Brief by Central Staff

Transportation – May 2007 – Colorado Central Magazine

Steam Returns

On Memorial Day weekend, the Rio Grande Scenic Railroad (it was the San Luis & Rio Grande last summer) plans to begin operating a steam-powered passenger train over La Veta Pass (or just plain Veta Pass, depending on whom you consult). Steam trains will run on weekends and holidays this summer, with diesels handling weekday excursions between Alamosa and the town of La Veta.

The locomotive, built in November of 1901 by Baldwin, started on the Southern Pacific in California, and has been rebuilt several times in its long career. Most recently it ran on the New Orleans & Gulf Coast Railway, pulling the Big Easy Steam Train.

It marks the return of steam to Alamosa, of course, but when did steam power depart the first time?

SP Locomotive 1744, coming to Alamosa soon
SP Locomotive 1744, coming to Alamosa soon

For regular passenger service, it was likely 1953 with the last run of the San Luis, a daily passenger train between Pueblo and Alamosa.

The Denver & Rio Grande Western was then converting all its standard-gauge operations to diesel locomotives. Standard-gauge steam remained until 1956 on the Creede branch — which likely explains why there’s still (or was, the last time we were through there) a water tank at South Fork.

Why the Creede branch?

Its trains were assembled in Alamosa, where narrow-gauge steam trains also originated. So Alamosa had the shop and service facilities for steam, which had been dismantled elsewhere in the D&RGW standard-gauge system at old division points like Salida, Minturn, and Montrose.

So for standard-gauge steam freight service, the last run from Alamosa was in 1956.

As for the narrow-gauge, the line from Alamosa via Antonito and Chama to Durango and Farmington, N.M. remained in freight service until 1967 or 1968 (depending on which source you consult), when the D&RGW was able to abandon the line.

The D&RGW kept the tracks from Alamosa to Antonito. The line had been three-rail so that the steam-powered narrow-gauge trains could use it too, but the middle rail was pulled up. The 64 miles from Antonito to Chama were sold to the states of Colorado and New Mexico, and operate to this day as the Cumbres & Toltec Scenic Railroad. Its narrow-gauge trains are steam-powered, of course, but their eastern terminus is Antonito, not Alamosa.

So it was sometime in the late 1960s, approximately 40 years ago, that the last steam-powered train of any sort pulled out of Alamosa.

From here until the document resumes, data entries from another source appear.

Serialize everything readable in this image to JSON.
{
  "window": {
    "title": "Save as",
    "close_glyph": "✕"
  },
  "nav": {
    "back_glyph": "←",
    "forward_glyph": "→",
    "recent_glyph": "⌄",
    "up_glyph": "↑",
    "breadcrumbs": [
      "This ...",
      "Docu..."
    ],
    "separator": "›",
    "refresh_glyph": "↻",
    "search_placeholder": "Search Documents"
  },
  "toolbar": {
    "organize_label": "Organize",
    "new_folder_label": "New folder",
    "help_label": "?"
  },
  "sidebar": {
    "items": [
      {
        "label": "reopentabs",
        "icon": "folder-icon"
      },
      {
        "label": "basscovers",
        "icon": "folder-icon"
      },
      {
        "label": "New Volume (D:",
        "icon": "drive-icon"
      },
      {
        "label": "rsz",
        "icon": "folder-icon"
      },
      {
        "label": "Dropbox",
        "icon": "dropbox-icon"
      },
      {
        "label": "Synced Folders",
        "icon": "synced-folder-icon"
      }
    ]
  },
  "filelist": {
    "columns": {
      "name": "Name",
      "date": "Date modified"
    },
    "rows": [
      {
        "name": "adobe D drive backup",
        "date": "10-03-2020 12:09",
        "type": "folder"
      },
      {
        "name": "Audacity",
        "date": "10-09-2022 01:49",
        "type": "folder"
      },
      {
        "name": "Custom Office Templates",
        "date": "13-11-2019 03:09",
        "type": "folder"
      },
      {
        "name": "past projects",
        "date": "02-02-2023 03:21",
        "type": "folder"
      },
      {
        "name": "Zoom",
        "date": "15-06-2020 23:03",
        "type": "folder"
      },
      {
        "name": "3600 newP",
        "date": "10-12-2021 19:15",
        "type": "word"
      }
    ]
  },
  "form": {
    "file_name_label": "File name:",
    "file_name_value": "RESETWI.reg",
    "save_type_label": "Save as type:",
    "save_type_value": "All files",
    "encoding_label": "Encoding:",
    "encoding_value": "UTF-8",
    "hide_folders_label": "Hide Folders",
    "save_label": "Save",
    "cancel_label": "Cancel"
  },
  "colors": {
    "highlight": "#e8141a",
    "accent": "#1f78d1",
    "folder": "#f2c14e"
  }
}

The “new” steam locomotive burns oil, rather than coal. That was fairly common on the Southern Pacific of yore. The railroad’s major service area was California, where it’s easier to find oil than coal. An oil-fueled boiler also simplifies maintenance, since there aren’t any clinkers to shake out of the firebox.

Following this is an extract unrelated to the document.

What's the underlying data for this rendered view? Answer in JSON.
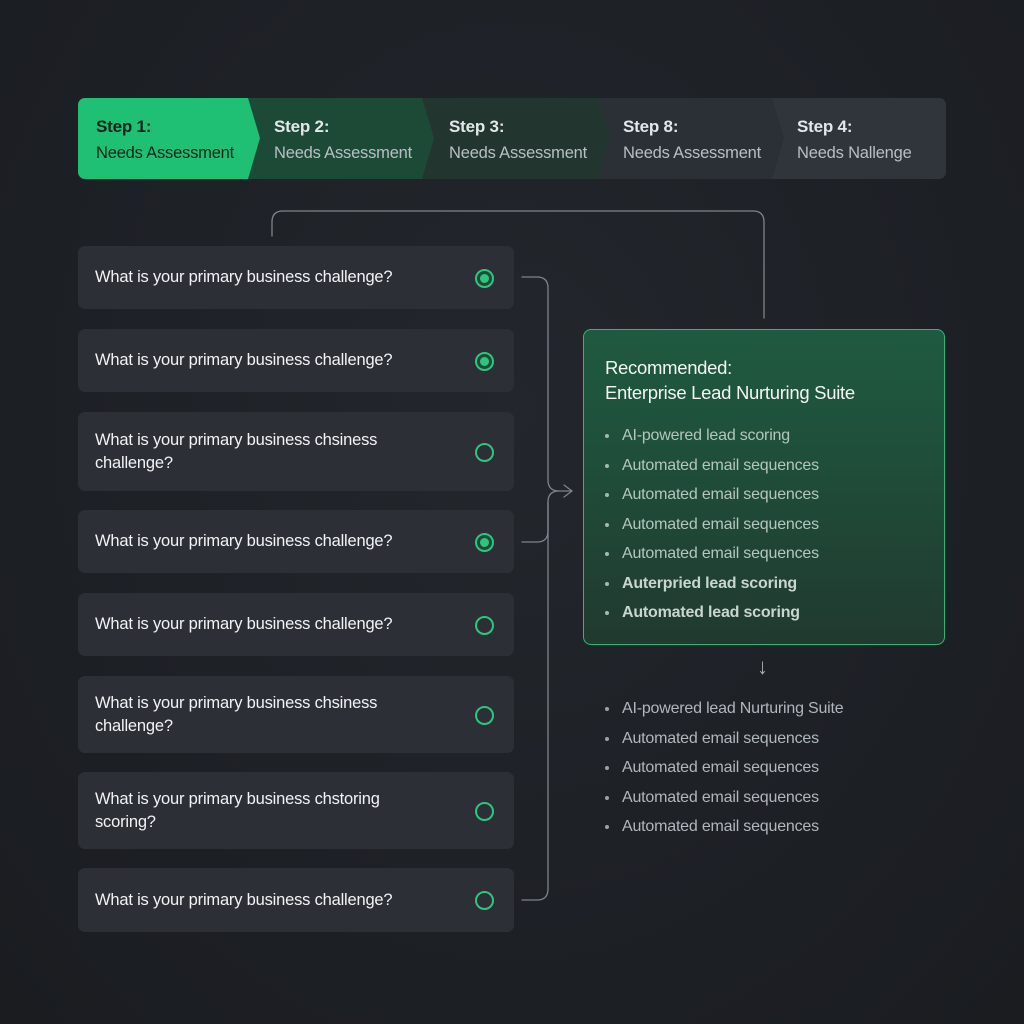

However, even oil-fueled steam locomotives still require a lot of maintenance. And the railroad shop building in Alamosa was torn down sometime in recent years as the Rio Grande merged into the Southern Pacific which merged into the Union Pacific which spun off the San Luis Valley lines. So there could be a logistical challenge.